= Beginning of Section =
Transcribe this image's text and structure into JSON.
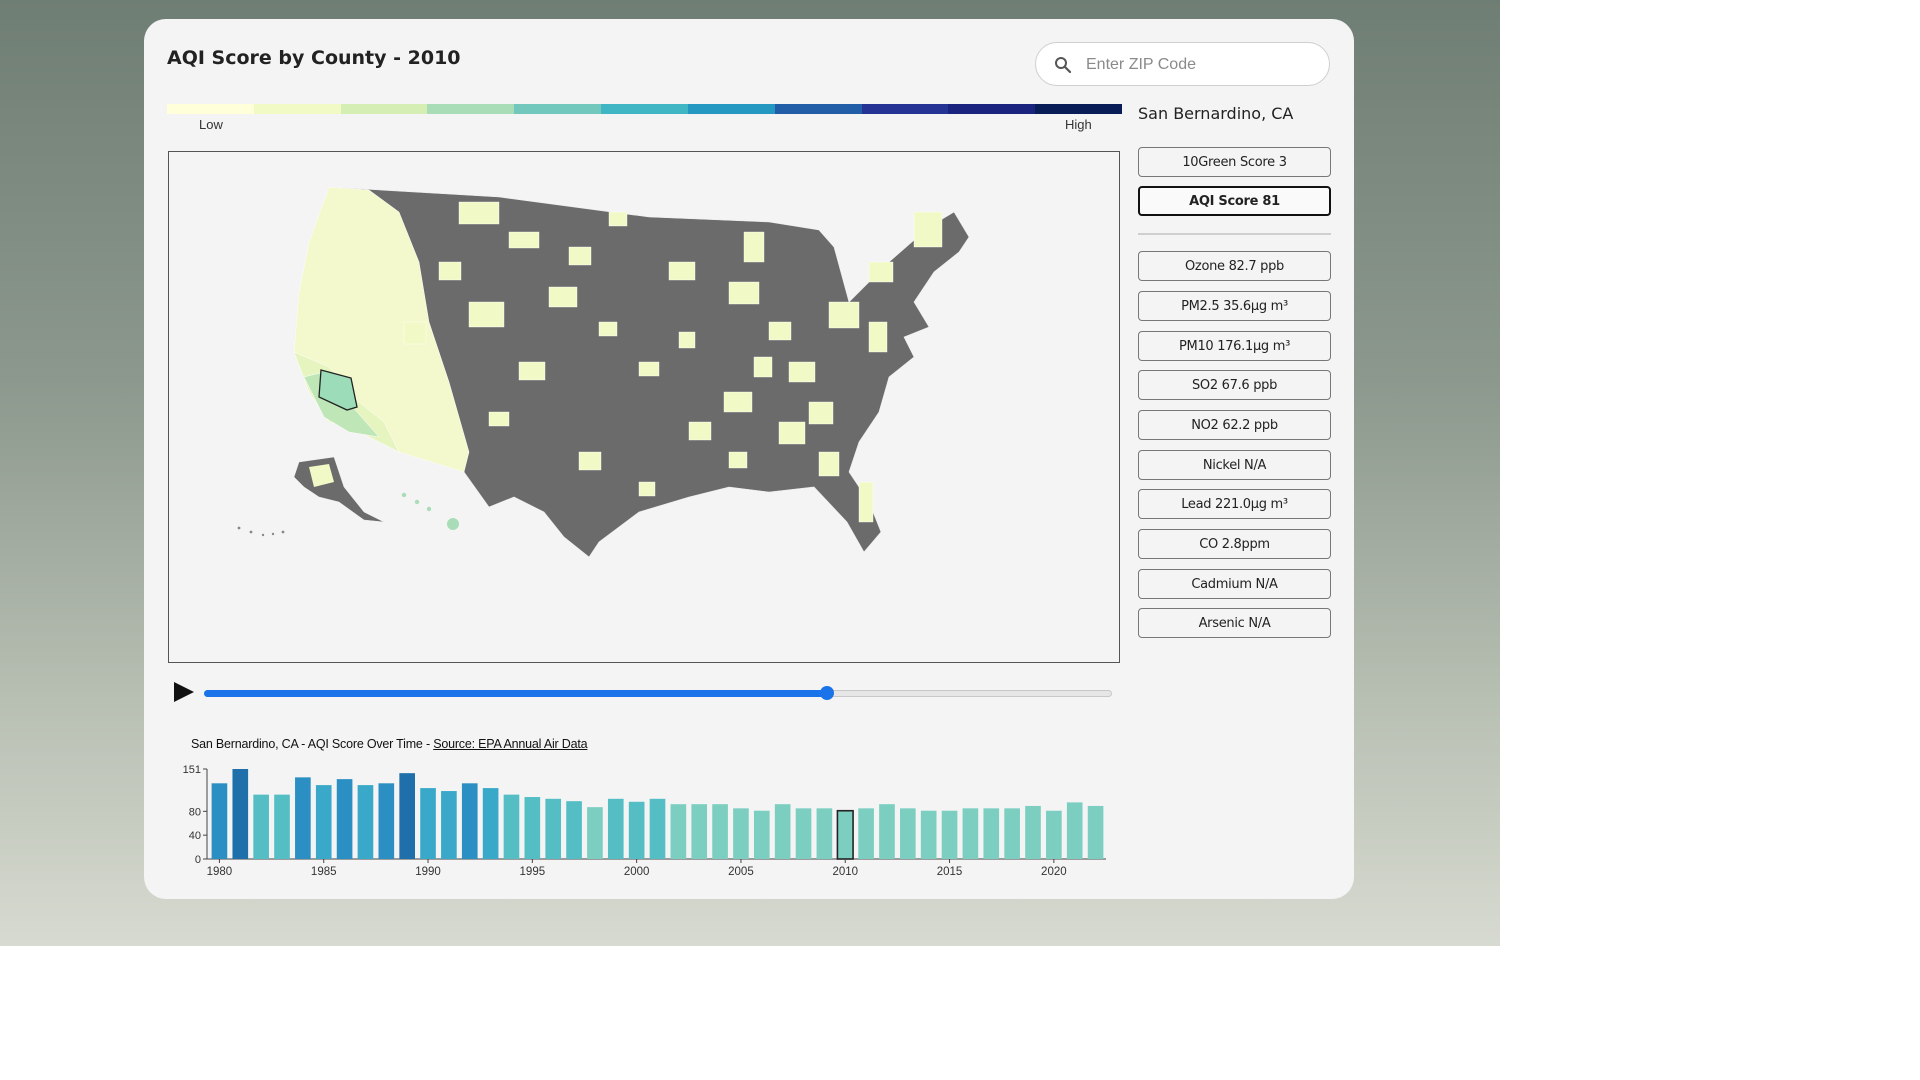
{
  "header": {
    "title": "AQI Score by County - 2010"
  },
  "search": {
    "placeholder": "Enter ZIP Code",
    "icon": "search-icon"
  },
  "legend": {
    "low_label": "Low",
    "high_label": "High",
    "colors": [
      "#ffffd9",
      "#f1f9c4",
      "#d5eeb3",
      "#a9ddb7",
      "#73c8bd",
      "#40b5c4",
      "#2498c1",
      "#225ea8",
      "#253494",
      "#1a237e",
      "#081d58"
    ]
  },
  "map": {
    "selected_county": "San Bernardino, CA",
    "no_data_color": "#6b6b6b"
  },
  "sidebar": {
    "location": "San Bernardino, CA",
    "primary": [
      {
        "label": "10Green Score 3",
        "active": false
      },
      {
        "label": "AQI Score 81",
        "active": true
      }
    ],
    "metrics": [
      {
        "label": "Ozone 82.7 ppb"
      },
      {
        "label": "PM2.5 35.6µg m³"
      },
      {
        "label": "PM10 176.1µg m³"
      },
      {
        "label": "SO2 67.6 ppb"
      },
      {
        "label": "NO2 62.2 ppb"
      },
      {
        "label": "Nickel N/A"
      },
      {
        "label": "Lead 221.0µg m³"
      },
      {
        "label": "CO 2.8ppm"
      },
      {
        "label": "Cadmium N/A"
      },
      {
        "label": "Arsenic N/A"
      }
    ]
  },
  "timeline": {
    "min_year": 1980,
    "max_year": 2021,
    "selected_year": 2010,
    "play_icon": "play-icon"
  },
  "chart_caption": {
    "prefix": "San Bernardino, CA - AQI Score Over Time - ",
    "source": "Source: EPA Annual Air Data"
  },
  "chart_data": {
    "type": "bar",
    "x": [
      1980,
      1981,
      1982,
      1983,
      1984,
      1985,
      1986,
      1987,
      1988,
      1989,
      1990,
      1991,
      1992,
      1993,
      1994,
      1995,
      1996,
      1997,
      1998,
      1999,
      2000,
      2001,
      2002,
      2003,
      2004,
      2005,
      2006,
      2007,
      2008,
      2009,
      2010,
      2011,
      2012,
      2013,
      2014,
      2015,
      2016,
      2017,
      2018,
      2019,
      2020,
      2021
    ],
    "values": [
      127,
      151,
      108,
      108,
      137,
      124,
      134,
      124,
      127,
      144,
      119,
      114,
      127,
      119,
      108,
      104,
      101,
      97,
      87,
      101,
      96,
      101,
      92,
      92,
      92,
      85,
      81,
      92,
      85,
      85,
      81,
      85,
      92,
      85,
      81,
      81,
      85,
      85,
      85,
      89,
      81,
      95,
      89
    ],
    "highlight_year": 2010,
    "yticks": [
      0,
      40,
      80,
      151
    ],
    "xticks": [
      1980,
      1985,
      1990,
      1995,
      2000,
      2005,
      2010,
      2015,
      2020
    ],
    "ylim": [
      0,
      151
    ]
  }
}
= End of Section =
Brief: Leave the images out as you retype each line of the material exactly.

Output of the task:
Transcribe this image's text and structure into JSON.
{
  "header": {
    "title": "AQI Score by County - 2010"
  },
  "search": {
    "placeholder": "Enter ZIP Code",
    "icon": "search-icon"
  },
  "legend": {
    "low_label": "Low",
    "high_label": "High",
    "colors": [
      "#ffffd9",
      "#f1f9c4",
      "#d5eeb3",
      "#a9ddb7",
      "#73c8bd",
      "#40b5c4",
      "#2498c1",
      "#225ea8",
      "#253494",
      "#1a237e",
      "#081d58"
    ]
  },
  "map": {
    "selected_county": "San Bernardino, CA",
    "no_data_color": "#6b6b6b"
  },
  "sidebar": {
    "location": "San Bernardino, CA",
    "primary": [
      {
        "label": "10Green Score 3",
        "active": false
      },
      {
        "label": "AQI Score 81",
        "active": true
      }
    ],
    "metrics": [
      {
        "label": "Ozone 82.7 ppb"
      },
      {
        "label": "PM2.5 35.6µg m³"
      },
      {
        "label": "PM10 176.1µg m³"
      },
      {
        "label": "SO2 67.6 ppb"
      },
      {
        "label": "NO2 62.2 ppb"
      },
      {
        "label": "Nickel N/A"
      },
      {
        "label": "Lead 221.0µg m³"
      },
      {
        "label": "CO 2.8ppm"
      },
      {
        "label": "Cadmium N/A"
      },
      {
        "label": "Arsenic N/A"
      }
    ]
  },
  "timeline": {
    "min_year": 1980,
    "max_year": 2021,
    "selected_year": 2010,
    "play_icon": "play-icon"
  },
  "chart_caption": {
    "prefix": "San Bernardino, CA - AQI Score Over Time - ",
    "source": "Source: EPA Annual Air Data"
  },
  "chart_data": {
    "type": "bar",
    "x": [
      1980,
      1981,
      1982,
      1983,
      1984,
      1985,
      1986,
      1987,
      1988,
      1989,
      1990,
      1991,
      1992,
      1993,
      1994,
      1995,
      1996,
      1997,
      1998,
      1999,
      2000,
      2001,
      2002,
      2003,
      2004,
      2005,
      2006,
      2007,
      2008,
      2009,
      2010,
      2011,
      2012,
      2013,
      2014,
      2015,
      2016,
      2017,
      2018,
      2019,
      2020,
      2021
    ],
    "values": [
      127,
      151,
      108,
      108,
      137,
      124,
      134,
      124,
      127,
      144,
      119,
      114,
      127,
      119,
      108,
      104,
      101,
      97,
      87,
      101,
      96,
      101,
      92,
      92,
      92,
      85,
      81,
      92,
      85,
      85,
      81,
      85,
      92,
      85,
      81,
      81,
      85,
      85,
      85,
      89,
      81,
      95,
      89
    ],
    "highlight_year": 2010,
    "yticks": [
      0,
      40,
      80,
      151
    ],
    "xticks": [
      1980,
      1985,
      1990,
      1995,
      2000,
      2005,
      2010,
      2015,
      2020
    ],
    "ylim": [
      0,
      151
    ]
  }
}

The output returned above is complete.